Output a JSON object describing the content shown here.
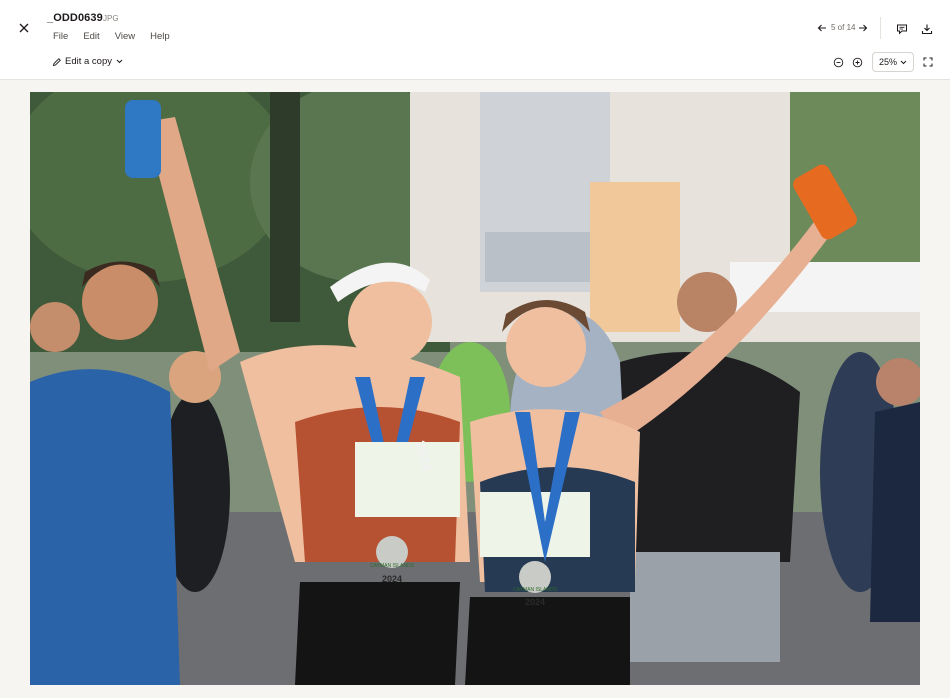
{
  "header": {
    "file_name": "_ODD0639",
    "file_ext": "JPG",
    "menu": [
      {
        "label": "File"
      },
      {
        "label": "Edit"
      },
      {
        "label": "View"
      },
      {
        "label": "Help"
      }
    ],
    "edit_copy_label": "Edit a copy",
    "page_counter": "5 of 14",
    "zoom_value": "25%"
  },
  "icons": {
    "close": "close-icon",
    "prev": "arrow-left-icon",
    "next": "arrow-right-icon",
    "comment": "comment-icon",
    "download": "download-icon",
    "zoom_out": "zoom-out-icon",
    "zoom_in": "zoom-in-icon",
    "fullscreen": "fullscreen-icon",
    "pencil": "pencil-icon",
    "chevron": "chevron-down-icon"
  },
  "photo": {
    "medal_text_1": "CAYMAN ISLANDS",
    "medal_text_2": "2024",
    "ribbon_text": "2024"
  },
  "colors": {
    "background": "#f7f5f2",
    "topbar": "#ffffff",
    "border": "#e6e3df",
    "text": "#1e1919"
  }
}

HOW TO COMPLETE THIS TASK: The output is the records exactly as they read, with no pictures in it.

EXERCISE RESULT:
Output a JSON object describing the content shown here.
{
  "header": {
    "file_name": "_ODD0639",
    "file_ext": "JPG",
    "menu": [
      {
        "label": "File"
      },
      {
        "label": "Edit"
      },
      {
        "label": "View"
      },
      {
        "label": "Help"
      }
    ],
    "edit_copy_label": "Edit a copy",
    "page_counter": "5 of 14",
    "zoom_value": "25%"
  },
  "icons": {
    "close": "close-icon",
    "prev": "arrow-left-icon",
    "next": "arrow-right-icon",
    "comment": "comment-icon",
    "download": "download-icon",
    "zoom_out": "zoom-out-icon",
    "zoom_in": "zoom-in-icon",
    "fullscreen": "fullscreen-icon",
    "pencil": "pencil-icon",
    "chevron": "chevron-down-icon"
  },
  "photo": {
    "medal_text_1": "CAYMAN ISLANDS",
    "medal_text_2": "2024",
    "ribbon_text": "2024"
  },
  "colors": {
    "background": "#f7f5f2",
    "topbar": "#ffffff",
    "border": "#e6e3df",
    "text": "#1e1919"
  }
}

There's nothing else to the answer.